By analysing the results of eight trials, scientists found "no consistent evidence" that exercise classes were preferable.
In fact, scientists found no significant difference in fitness, obesity, blood sugar levels, blood pressure or breathing between those walking and those taking classes.
It is thought some 1,300 exercise referral schemes across the UK send obese patients on a course of 10 to 12 fitness sessions, ranging from swimming to yoga or dance classes.
But according to this study, the same patients could achieve the same results simply by going for more walks.
Dr Toby Pavey, from Peninsula College co-ordinated the analysis, the results of which were published in the British Medical Journal.
Though Dr Pavey insisted there was no question that physical activity was essential for good health and the study did reveal a drop in depression levels among those taking part.
However, he added, "What it does do is question the effectiveness of the exercise referral programme as it is delivered at present.
"It is clear that, with increasing pressure on the NHS budgets and changes to the way in which services are commissioned as part of current NHS reforms, more work needs to be done to establish how existing referral programmes may be made more effective and who they should be targeted towards."

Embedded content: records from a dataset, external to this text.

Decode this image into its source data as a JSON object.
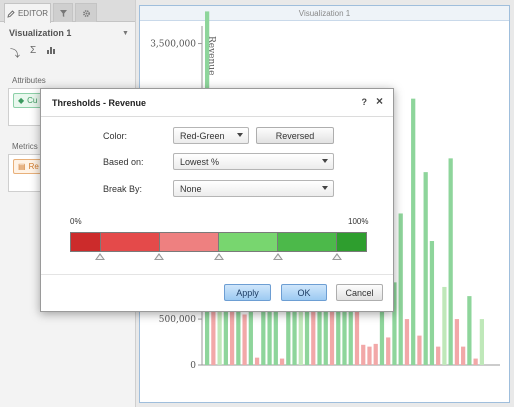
{
  "editor": {
    "tab_label": "EDITOR",
    "viz_name": "Visualization 1",
    "attributes_label": "Attributes",
    "attribute_chip": "Cu",
    "metrics_label": "Metrics",
    "metric_chip": "Re"
  },
  "visualization": {
    "title": "Visualization 1",
    "chart_data": {
      "type": "bar",
      "ylabel": "Revenue",
      "yticks": [
        "3,500,000",
        "500,000",
        "0"
      ],
      "ylim": [
        0,
        3800000
      ],
      "colors": {
        "green": "#8ed59b",
        "light_green": "#bfe8b9",
        "red": "#f2a8a8"
      },
      "series": [
        {
          "values": [
            3850000,
            2300000,
            600000,
            1200000,
            700000,
            2200000,
            550000,
            600000,
            80000,
            2300000,
            1950000,
            2400000,
            70000,
            1300000,
            1200000,
            800000,
            2500000,
            600000,
            2800000,
            2300000,
            600000,
            2200000,
            1750000,
            950000,
            600000,
            220000,
            200000,
            230000,
            580000,
            300000,
            900000,
            1650000,
            500000,
            2900000,
            320000,
            2100000,
            1350000,
            200000,
            850000,
            2250000,
            500000,
            200000,
            750000,
            70000,
            500000
          ],
          "colors": [
            "g",
            "r",
            "lg",
            "g",
            "r",
            "g",
            "r",
            "g",
            "r",
            "g",
            "g",
            "g",
            "r",
            "g",
            "g",
            "lg",
            "g",
            "r",
            "g",
            "g",
            "r",
            "g",
            "g",
            "g",
            "r",
            "r",
            "r",
            "r",
            "g",
            "r",
            "g",
            "g",
            "r",
            "g",
            "r",
            "g",
            "g",
            "r",
            "lg",
            "g",
            "r",
            "r",
            "g",
            "r",
            "lg"
          ]
        }
      ]
    }
  },
  "dialog": {
    "title": "Thresholds - Revenue",
    "help": "?",
    "close": "×",
    "color_label": "Color:",
    "color_value": "Red-Green",
    "reversed_button": "Reversed",
    "based_on_label": "Based on:",
    "based_on_value": "Lowest %",
    "break_by_label": "Break By:",
    "break_by_value": "None",
    "min_label": "0%",
    "max_label": "100%",
    "band_colors": [
      "#cc2b2b",
      "#e44a4a",
      "#ee8080",
      "#78d66f",
      "#4cb94a",
      "#2e9e2e"
    ],
    "thresholds_percent": [
      0,
      10,
      30,
      50,
      70,
      90,
      100
    ],
    "apply_button": "Apply",
    "ok_button": "OK",
    "cancel_button": "Cancel"
  }
}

What do you think - a waste of money or a good way to encourage overweight patients to get active? Leave your comments below...